Excerpts from an interface dataset »
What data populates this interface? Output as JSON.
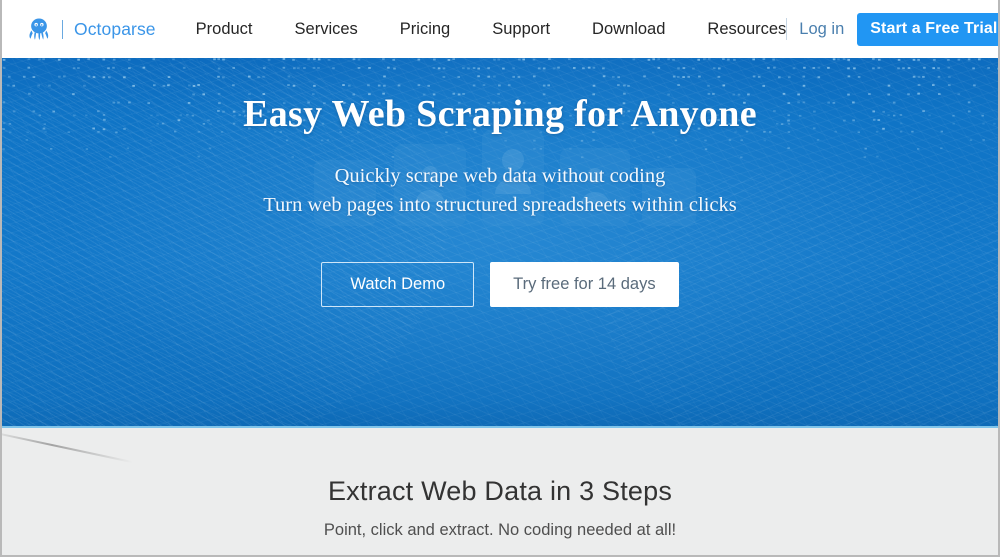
{
  "nav": {
    "logo_icon": "octopus-logo-icon",
    "brand": "Octoparse",
    "links": [
      {
        "label": "Product"
      },
      {
        "label": "Services"
      },
      {
        "label": "Pricing"
      },
      {
        "label": "Support"
      },
      {
        "label": "Download"
      },
      {
        "label": "Resources"
      }
    ],
    "login_label": "Log in",
    "trial_label": "Start a Free Trial",
    "language_icon": "globe-icon"
  },
  "hero": {
    "title": "Easy Web Scraping for Anyone",
    "subtitle_line1": "Quickly scrape web data without coding",
    "subtitle_line2": "Turn web pages into structured spreadsheets within clicks",
    "demo_button": "Watch Demo",
    "trial_button": "Try free for 14 days"
  },
  "steps": {
    "title": "Extract Web Data in 3 Steps",
    "subtitle": "Point, click and extract. No coding needed at all!"
  },
  "colors": {
    "brand_blue": "#3a95e8",
    "button_blue": "#2196f3",
    "hero_blue": "#1378c9",
    "section_gray": "#eceded",
    "hero_edge_line": "#7fc4ea"
  }
}
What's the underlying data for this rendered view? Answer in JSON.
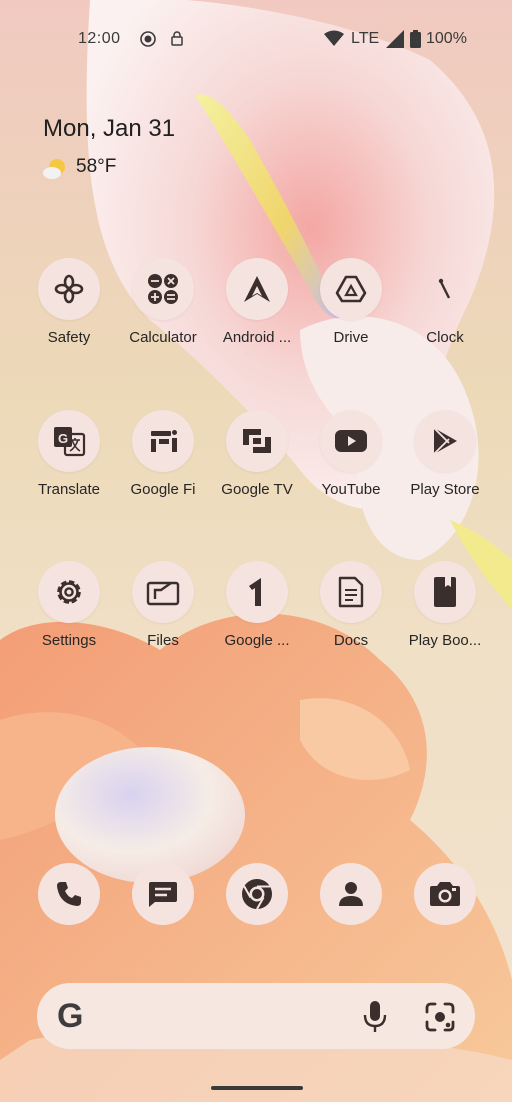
{
  "status_bar": {
    "time": "12:00",
    "network": "LTE",
    "battery": "100%",
    "icons": [
      "dnd-icon",
      "lock-icon",
      "wifi-icon",
      "signal-icon",
      "battery-icon"
    ]
  },
  "widget": {
    "date": "Mon, Jan 31",
    "temperature": "58°F",
    "weather_icon": "partly-sunny-icon"
  },
  "apps": [
    {
      "label": "Safety",
      "icon": "safety-icon"
    },
    {
      "label": "Calculator",
      "icon": "calculator-icon"
    },
    {
      "label": "Android ...",
      "icon": "android-auto-icon"
    },
    {
      "label": "Drive",
      "icon": "drive-icon"
    },
    {
      "label": "Clock",
      "icon": "clock-icon"
    },
    {
      "label": "Translate",
      "icon": "translate-icon"
    },
    {
      "label": "Google Fi",
      "icon": "google-fi-icon"
    },
    {
      "label": "Google TV",
      "icon": "google-tv-icon"
    },
    {
      "label": "YouTube",
      "icon": "youtube-icon"
    },
    {
      "label": "Play Store",
      "icon": "play-store-icon"
    },
    {
      "label": "Settings",
      "icon": "settings-icon"
    },
    {
      "label": "Files",
      "icon": "files-icon"
    },
    {
      "label": "Google ...",
      "icon": "google-one-icon"
    },
    {
      "label": "Docs",
      "icon": "docs-icon"
    },
    {
      "label": "Play Boo...",
      "icon": "play-books-icon"
    }
  ],
  "dock": [
    {
      "icon": "phone-icon"
    },
    {
      "icon": "messages-icon"
    },
    {
      "icon": "chrome-icon"
    },
    {
      "icon": "contacts-icon"
    },
    {
      "icon": "camera-icon"
    }
  ],
  "search_bar": {
    "logo": "G",
    "mic_icon": "microphone-icon",
    "lens_icon": "google-lens-icon"
  },
  "colors": {
    "icon_bg": "#f5e3df",
    "icon_fg": "#3b2f2d",
    "text": "#262626"
  }
}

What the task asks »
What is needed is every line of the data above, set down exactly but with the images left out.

Response to the task »
What data populates this interface? Output as JSON.
{
  "nav": {
    "logo_icon": "octopus-logo-icon",
    "brand": "Octoparse",
    "links": [
      {
        "label": "Product"
      },
      {
        "label": "Services"
      },
      {
        "label": "Pricing"
      },
      {
        "label": "Support"
      },
      {
        "label": "Download"
      },
      {
        "label": "Resources"
      }
    ],
    "login_label": "Log in",
    "trial_label": "Start a Free Trial",
    "language_icon": "globe-icon"
  },
  "hero": {
    "title": "Easy Web Scraping for Anyone",
    "subtitle_line1": "Quickly scrape web data without coding",
    "subtitle_line2": "Turn web pages into structured spreadsheets within clicks",
    "demo_button": "Watch Demo",
    "trial_button": "Try free for 14 days"
  },
  "steps": {
    "title": "Extract Web Data in 3 Steps",
    "subtitle": "Point, click and extract. No coding needed at all!"
  },
  "colors": {
    "brand_blue": "#3a95e8",
    "button_blue": "#2196f3",
    "hero_blue": "#1378c9",
    "section_gray": "#eceded",
    "hero_edge_line": "#7fc4ea"
  }
}
What's the underlying data for this rendered view? Answer in JSON.
{
  "status_bar": {
    "time": "12:00",
    "network": "LTE",
    "battery": "100%",
    "icons": [
      "dnd-icon",
      "lock-icon",
      "wifi-icon",
      "signal-icon",
      "battery-icon"
    ]
  },
  "widget": {
    "date": "Mon, Jan 31",
    "temperature": "58°F",
    "weather_icon": "partly-sunny-icon"
  },
  "apps": [
    {
      "label": "Safety",
      "icon": "safety-icon"
    },
    {
      "label": "Calculator",
      "icon": "calculator-icon"
    },
    {
      "label": "Android ...",
      "icon": "android-auto-icon"
    },
    {
      "label": "Drive",
      "icon": "drive-icon"
    },
    {
      "label": "Clock",
      "icon": "clock-icon"
    },
    {
      "label": "Translate",
      "icon": "translate-icon"
    },
    {
      "label": "Google Fi",
      "icon": "google-fi-icon"
    },
    {
      "label": "Google TV",
      "icon": "google-tv-icon"
    },
    {
      "label": "YouTube",
      "icon": "youtube-icon"
    },
    {
      "label": "Play Store",
      "icon": "play-store-icon"
    },
    {
      "label": "Settings",
      "icon": "settings-icon"
    },
    {
      "label": "Files",
      "icon": "files-icon"
    },
    {
      "label": "Google ...",
      "icon": "google-one-icon"
    },
    {
      "label": "Docs",
      "icon": "docs-icon"
    },
    {
      "label": "Play Boo...",
      "icon": "play-books-icon"
    }
  ],
  "dock": [
    {
      "icon": "phone-icon"
    },
    {
      "icon": "messages-icon"
    },
    {
      "icon": "chrome-icon"
    },
    {
      "icon": "contacts-icon"
    },
    {
      "icon": "camera-icon"
    }
  ],
  "search_bar": {
    "logo": "G",
    "mic_icon": "microphone-icon",
    "lens_icon": "google-lens-icon"
  },
  "colors": {
    "icon_bg": "#f5e3df",
    "icon_fg": "#3b2f2d",
    "text": "#262626"
  }
}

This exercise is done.